GAINESVILLE, Fla. (AP) — No. 6 Florida has no doubt it can keep pace with anyone in the country.
The Gators have their highest-scoring offense in more than two decades, a Heisman Trophy candidate at quarterback, an experienced line and arguably the deepest receiving corps in the country. Together, they have faced little resistance while rolling up historic numbers and carrying the team closer to the Southeastern Conference championship game.
The unit, led by quarterback Kyle Trask, also has masked defensive deficiencies.
Slow starts, missed tackles, blown assignments, poor communication and big plays galore, the Gators have been dealing with defensive issues all year. It’s a recurring theme Florida (6-1) hopes to fix in its final three regular-season games, beginning Saturday against shorthanded Kentucky (3-5) in the Swamp.
“The biggest thing you’ve got to understand is there’s no perfect player, there’s no perfect game,” Gators defensive coordinator Todd Grantham said.
Florida’s defense has been so far from perfect that Grantham has turned to several young guys in search of a spark. Defensive tackle Gervon Dexter and linebacker Ty’Ron Hopper are among the freshmen seeing more playing time.
Grantham offered a litany of reasons for the defensive lapses, ranging from Florida’s propensity for points prompting opponents to take more deep shots to a lack of crowd noise benefitting offenses everywhere.
“We can finish better. We can be a little cleaner,” he said. “At the end of the day, it’s about winning games, and we’ve done that. The focus right now is really how do we get better each week to be where we really want to be.”
The Gators might find a feel-good defensive performance against the Wildcats, who are coming off a 63-3 pummeling at top-ranked Alabama. They finished with 12 first downs and 179 yards.
Kentucky was much more efficient in its last trip to Gainesville, leaving with a 27-16 victory that ended a 31-game losing streak in the series. It was the Wildcats’ first win at Florida Field since 1979. Making it two in a row on the road would be an even bigger stunner considering the Gators are 25 1/2 -point favorites and Kentucky could be without as many as 18 players because of injuries and COVID-19 testing and contact tracing.
“We have to go out and play better,” Kentucky coach Mark Stoops said. “There is nobody giving up around here. There are going to be guys that go out there and play extremely hard, and we are going to coach extremely hard, and we are going to get better.”

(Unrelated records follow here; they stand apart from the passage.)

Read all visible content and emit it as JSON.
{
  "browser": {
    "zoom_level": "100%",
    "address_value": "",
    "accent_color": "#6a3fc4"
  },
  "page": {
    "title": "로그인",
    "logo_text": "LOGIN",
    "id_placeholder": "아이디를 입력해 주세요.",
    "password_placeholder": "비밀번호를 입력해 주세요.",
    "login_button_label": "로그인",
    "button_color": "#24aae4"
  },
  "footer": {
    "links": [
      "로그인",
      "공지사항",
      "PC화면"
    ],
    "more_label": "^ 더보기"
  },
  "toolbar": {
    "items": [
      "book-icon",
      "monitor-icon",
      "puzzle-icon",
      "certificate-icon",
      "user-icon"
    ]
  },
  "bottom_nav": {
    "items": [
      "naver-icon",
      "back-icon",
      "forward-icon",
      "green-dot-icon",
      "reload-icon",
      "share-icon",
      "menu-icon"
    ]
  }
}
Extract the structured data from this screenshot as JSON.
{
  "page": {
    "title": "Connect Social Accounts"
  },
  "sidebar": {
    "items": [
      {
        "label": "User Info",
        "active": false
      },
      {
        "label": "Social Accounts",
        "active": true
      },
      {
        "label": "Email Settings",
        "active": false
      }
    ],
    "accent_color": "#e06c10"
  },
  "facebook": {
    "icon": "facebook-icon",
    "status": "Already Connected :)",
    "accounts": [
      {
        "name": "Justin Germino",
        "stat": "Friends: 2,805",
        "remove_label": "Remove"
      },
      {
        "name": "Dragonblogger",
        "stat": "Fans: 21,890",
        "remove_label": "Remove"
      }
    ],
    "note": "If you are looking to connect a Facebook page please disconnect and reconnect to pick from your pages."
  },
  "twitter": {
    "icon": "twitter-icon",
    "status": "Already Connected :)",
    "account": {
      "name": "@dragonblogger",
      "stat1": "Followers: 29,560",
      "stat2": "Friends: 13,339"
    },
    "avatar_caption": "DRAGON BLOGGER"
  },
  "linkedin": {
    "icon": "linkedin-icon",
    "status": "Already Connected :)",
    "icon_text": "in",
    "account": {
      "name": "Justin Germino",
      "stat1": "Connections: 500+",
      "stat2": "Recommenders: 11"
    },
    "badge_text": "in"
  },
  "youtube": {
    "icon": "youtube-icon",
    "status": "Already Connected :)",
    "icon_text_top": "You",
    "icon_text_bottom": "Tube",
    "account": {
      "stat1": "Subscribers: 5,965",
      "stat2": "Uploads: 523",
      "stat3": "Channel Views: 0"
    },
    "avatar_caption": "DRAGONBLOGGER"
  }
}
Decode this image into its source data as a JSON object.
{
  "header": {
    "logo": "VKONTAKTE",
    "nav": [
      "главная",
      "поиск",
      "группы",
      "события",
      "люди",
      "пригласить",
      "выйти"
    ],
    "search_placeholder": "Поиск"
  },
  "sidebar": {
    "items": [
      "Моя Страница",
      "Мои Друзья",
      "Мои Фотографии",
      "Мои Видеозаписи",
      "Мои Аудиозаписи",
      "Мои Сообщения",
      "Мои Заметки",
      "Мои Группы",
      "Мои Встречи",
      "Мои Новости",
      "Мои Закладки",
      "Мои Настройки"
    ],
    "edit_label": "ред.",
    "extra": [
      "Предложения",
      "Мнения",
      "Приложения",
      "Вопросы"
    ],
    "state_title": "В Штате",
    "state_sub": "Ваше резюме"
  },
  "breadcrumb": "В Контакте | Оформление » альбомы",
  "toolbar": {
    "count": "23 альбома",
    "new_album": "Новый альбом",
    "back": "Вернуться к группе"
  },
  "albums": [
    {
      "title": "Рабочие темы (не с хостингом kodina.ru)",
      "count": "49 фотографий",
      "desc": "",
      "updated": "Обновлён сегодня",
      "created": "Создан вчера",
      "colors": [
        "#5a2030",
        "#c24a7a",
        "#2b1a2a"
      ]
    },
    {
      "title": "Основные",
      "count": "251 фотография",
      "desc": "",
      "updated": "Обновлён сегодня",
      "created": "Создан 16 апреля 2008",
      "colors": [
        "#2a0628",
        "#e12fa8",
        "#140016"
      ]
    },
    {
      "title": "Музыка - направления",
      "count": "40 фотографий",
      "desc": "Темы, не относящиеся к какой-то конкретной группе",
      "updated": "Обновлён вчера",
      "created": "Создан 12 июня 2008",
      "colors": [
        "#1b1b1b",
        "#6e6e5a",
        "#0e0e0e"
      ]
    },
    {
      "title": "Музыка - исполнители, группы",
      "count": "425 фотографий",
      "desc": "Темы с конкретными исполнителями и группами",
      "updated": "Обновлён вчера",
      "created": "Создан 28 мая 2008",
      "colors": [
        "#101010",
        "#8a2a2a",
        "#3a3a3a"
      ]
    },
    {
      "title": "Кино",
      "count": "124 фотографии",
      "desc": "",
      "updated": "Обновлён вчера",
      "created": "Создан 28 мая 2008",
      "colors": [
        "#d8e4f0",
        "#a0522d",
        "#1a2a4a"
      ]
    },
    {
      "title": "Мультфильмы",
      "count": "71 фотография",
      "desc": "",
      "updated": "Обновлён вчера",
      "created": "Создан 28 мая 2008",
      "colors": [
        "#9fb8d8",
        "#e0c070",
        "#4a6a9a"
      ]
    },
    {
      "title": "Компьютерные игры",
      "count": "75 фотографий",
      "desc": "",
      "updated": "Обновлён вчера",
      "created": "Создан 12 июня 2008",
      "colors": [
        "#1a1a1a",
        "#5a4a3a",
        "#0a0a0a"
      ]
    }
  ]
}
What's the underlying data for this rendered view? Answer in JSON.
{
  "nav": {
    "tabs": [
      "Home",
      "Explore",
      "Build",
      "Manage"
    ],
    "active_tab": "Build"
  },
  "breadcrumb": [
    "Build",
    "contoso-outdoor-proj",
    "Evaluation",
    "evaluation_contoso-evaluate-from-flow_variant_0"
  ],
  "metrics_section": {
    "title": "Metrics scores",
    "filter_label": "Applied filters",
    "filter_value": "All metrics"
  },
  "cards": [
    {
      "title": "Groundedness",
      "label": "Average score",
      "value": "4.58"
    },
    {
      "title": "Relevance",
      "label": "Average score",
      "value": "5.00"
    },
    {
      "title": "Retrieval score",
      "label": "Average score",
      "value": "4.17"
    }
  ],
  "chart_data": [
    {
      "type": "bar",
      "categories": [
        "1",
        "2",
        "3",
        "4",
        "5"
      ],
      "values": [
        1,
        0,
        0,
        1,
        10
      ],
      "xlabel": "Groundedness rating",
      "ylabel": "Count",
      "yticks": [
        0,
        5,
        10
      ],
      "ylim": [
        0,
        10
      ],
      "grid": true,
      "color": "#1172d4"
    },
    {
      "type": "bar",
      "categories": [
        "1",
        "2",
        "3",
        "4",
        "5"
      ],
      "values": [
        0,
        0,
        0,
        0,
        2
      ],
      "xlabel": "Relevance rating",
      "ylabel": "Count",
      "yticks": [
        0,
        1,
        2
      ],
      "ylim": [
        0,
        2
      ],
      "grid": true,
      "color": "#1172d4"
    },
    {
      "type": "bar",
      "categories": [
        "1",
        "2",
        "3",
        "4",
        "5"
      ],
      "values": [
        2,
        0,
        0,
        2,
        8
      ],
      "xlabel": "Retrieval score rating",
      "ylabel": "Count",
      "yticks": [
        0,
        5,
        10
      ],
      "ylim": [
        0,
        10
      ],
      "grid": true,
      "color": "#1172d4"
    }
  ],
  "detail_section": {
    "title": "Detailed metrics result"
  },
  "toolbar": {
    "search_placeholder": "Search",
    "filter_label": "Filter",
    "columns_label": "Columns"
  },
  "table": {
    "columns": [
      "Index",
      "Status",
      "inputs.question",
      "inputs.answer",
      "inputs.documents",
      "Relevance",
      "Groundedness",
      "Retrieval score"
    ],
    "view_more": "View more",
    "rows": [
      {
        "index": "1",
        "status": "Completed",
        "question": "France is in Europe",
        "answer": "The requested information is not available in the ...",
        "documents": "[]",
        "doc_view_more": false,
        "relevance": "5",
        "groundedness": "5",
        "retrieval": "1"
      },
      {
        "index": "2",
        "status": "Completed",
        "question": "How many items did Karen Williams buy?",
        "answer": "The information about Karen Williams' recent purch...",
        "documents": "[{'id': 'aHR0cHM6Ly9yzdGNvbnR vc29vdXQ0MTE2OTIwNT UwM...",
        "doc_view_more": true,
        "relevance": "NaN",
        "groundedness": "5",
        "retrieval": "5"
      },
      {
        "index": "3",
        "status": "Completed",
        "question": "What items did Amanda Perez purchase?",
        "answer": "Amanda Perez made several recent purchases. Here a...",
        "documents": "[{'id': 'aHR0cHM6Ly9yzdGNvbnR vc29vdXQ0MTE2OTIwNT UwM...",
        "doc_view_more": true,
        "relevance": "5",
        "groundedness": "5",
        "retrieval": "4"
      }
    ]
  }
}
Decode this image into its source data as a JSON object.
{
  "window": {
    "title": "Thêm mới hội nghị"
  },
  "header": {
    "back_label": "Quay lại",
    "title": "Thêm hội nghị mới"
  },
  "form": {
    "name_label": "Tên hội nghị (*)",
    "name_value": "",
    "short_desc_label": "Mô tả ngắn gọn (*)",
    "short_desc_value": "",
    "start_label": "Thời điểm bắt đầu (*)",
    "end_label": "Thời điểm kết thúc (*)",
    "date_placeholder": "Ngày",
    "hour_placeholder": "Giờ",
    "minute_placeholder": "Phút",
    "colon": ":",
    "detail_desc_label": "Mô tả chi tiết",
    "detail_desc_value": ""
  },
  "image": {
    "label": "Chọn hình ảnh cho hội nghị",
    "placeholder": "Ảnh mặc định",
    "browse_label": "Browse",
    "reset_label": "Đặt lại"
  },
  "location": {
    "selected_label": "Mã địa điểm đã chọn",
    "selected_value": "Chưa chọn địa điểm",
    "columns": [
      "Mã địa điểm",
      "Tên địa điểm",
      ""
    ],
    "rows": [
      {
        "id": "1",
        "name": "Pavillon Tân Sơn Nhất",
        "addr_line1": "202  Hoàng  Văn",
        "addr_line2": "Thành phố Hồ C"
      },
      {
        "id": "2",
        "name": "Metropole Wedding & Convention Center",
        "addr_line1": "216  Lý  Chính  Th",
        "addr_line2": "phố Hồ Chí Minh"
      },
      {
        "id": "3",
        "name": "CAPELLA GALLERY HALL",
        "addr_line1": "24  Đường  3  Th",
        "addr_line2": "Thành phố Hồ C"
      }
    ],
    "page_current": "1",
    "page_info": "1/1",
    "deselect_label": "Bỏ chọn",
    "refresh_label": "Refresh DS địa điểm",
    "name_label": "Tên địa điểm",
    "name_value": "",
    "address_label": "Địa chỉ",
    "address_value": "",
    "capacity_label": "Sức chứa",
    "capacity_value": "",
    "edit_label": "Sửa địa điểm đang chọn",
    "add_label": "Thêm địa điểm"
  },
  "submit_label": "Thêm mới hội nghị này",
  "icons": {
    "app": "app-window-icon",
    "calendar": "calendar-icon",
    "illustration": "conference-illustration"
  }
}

Florida tight end Kyle Pitts returns after a two-game absence, ready to play for the first time since a vicious hit against Georgia caused a concussion and left him needing nose surgery. He has 24 catches for 414 yards and eight touchdowns in five games.
“It will be great to get him back,” offensive coordinator Brian Johnson said. “Obviously, he’s one of the best players in America. That’s always a positive.”
The Gators fared well without Pitts, with backups Kemore Gamble and Keon Zipperer combining to catch 10 passes for 203 yards and five touchdowns in the 10 quarters since his injury.
“Finally found my groove, and I’m just trying to take every opportunity I can and take advantage of it,” Gamble said.
Terry Wilson remains Kentucky’s starting quarterback, but Joey Gatewood and freshman Beau Allen could see action. Wilson was benched in the third quarter last week after Alabama returned an interception for a score and a 35-3 leads. Gatewood and Allen combined to miss all six of their attempts.
“We just have to continue to look at it and evaluate and see who is playing well,” Stoops said. “We will just evaluate it game by game.”
The Gators have won 11 straight at home, their longest such streak in the Swamp since winning 14 in row between 2008 and 2010.
Without Chris Rodriguez, who leads Kentucky with 562 yards rushing, the team mustered a season-low 59 yards on 32 carries against the Crimson Tide. Rodriguez was among five starters missing in Tuscaloosa because of injuries or coronavirus protocol.
He’s not listed on the depth chart this week, so the SEC's second-ranked rushing attack might have to rely on A.J. Rose and Kavosiey Smoke. Rose was one of the few bright spots last week, running for 68 yards on 10 carries.
More AP college football: https://apnews.com/Collegefootball and https://twitter.com/AP_Top25